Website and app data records
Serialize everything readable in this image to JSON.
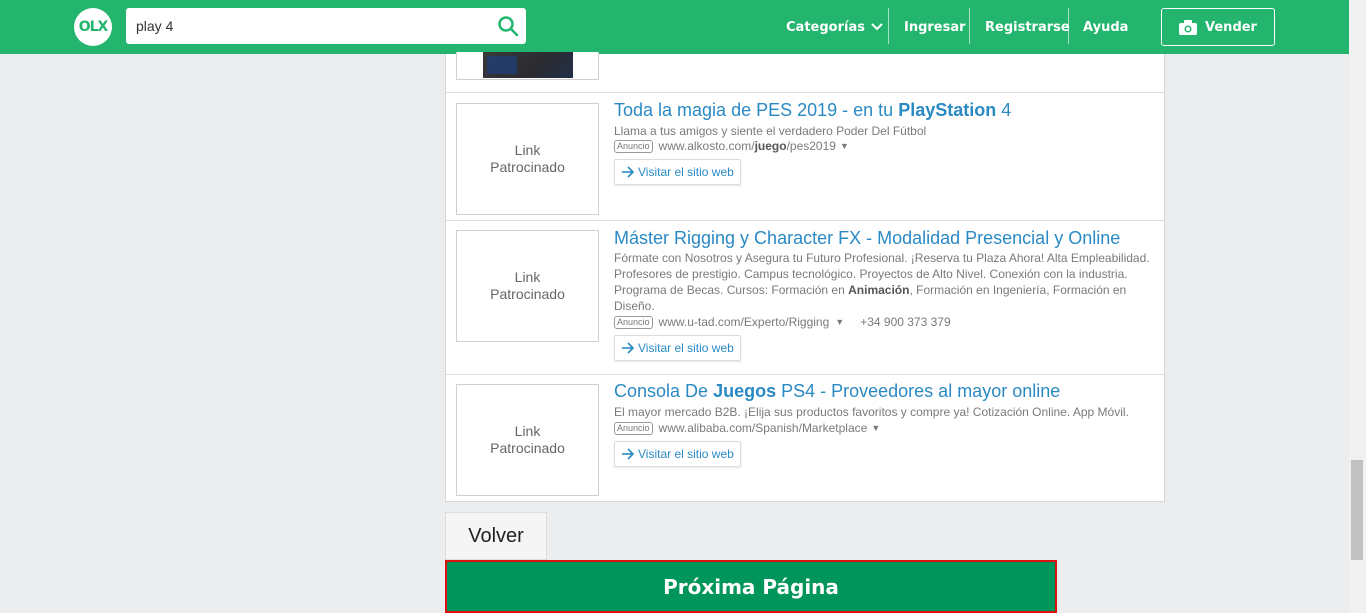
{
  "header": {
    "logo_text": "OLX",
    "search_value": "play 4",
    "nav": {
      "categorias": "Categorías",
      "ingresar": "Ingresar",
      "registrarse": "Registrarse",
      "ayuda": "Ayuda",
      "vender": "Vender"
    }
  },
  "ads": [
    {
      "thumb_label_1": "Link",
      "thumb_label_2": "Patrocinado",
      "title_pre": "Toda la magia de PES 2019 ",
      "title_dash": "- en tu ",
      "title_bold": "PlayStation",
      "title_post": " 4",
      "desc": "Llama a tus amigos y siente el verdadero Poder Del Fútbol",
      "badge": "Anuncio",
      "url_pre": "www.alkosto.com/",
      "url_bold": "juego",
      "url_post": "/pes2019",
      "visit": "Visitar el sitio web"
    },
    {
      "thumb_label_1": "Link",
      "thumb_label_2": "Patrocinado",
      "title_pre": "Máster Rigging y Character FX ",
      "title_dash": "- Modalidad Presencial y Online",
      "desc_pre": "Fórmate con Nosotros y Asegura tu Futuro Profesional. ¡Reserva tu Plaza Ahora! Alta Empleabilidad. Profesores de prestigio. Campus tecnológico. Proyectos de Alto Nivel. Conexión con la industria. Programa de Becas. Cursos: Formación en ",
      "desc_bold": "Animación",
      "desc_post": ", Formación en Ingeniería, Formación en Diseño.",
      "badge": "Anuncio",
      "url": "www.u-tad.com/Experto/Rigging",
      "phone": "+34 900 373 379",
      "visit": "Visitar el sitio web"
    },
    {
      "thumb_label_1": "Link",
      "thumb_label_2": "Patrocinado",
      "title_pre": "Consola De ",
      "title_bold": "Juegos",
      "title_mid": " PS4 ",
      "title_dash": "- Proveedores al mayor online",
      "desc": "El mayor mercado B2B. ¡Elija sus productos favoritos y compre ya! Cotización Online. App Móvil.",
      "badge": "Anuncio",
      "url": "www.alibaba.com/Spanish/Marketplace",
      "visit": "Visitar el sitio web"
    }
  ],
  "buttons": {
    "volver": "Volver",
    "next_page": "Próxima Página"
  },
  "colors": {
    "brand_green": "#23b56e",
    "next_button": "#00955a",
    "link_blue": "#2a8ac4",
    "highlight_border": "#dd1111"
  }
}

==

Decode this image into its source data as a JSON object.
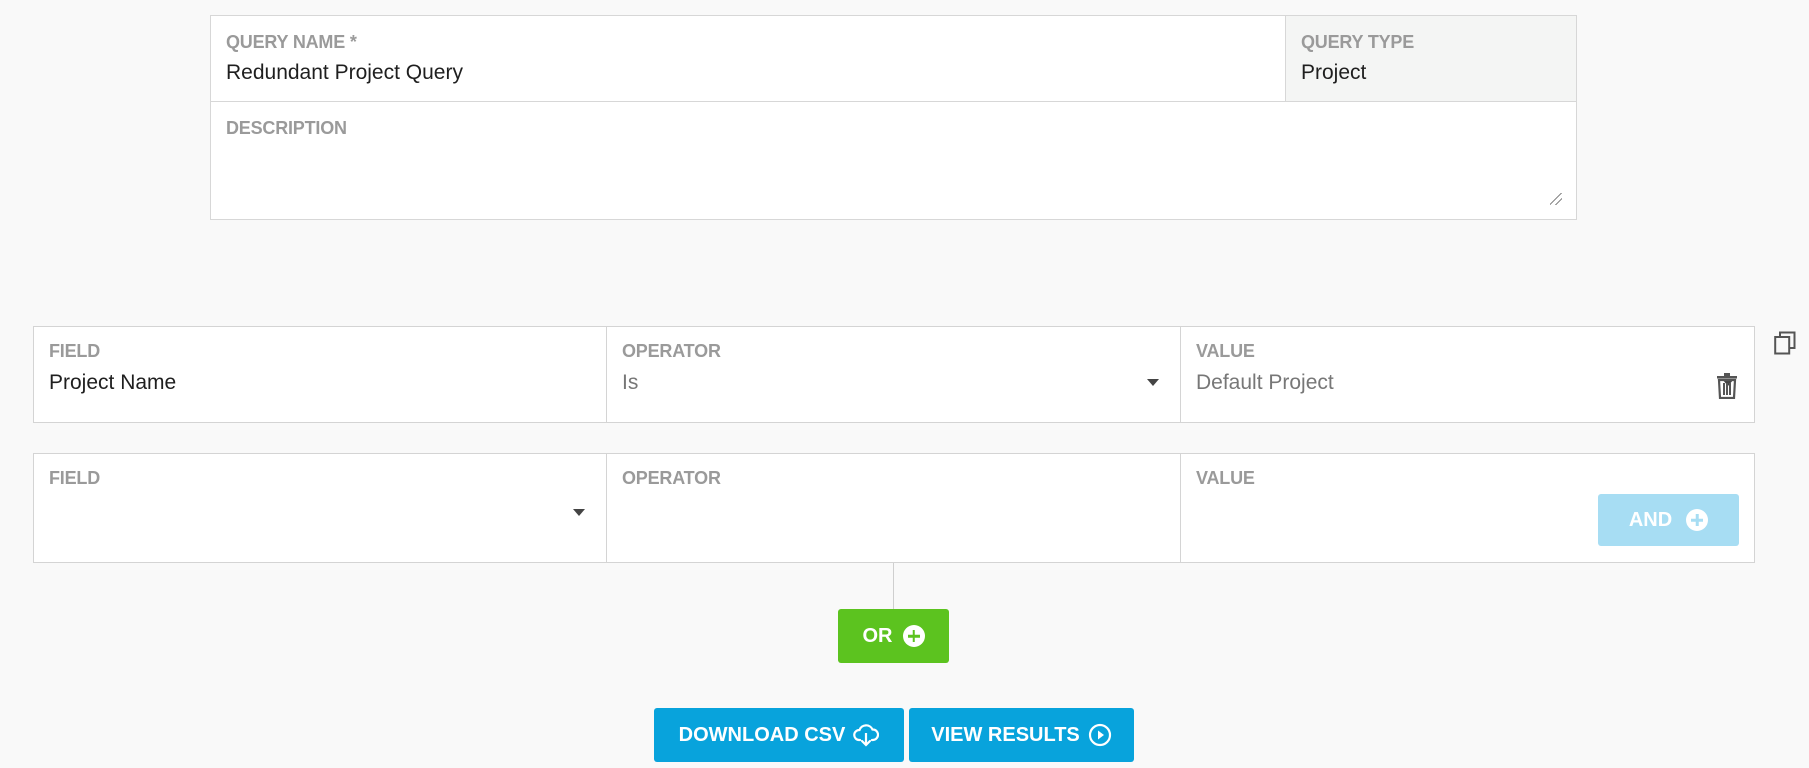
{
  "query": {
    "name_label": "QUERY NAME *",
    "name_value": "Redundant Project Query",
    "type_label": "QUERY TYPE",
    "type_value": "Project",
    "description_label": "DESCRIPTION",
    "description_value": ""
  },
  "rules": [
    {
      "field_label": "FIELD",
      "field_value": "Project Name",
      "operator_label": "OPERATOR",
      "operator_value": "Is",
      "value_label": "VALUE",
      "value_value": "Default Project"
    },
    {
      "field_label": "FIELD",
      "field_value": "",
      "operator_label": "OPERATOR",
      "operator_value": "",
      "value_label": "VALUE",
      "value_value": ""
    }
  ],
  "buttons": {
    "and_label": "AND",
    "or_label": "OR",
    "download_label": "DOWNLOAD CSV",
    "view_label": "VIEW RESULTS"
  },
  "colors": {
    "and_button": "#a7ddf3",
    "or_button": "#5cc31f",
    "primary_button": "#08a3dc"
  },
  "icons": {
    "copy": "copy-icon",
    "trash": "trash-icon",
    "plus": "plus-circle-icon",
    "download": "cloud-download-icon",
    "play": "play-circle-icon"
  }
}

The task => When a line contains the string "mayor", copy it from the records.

Result for this exercise =>
      "title_dash": "- Proveedores al mayor online",
      "desc": "El mayor mercado B2B. ¡Elija sus productos favoritos y compre ya! Cotización Online. App Móvil.",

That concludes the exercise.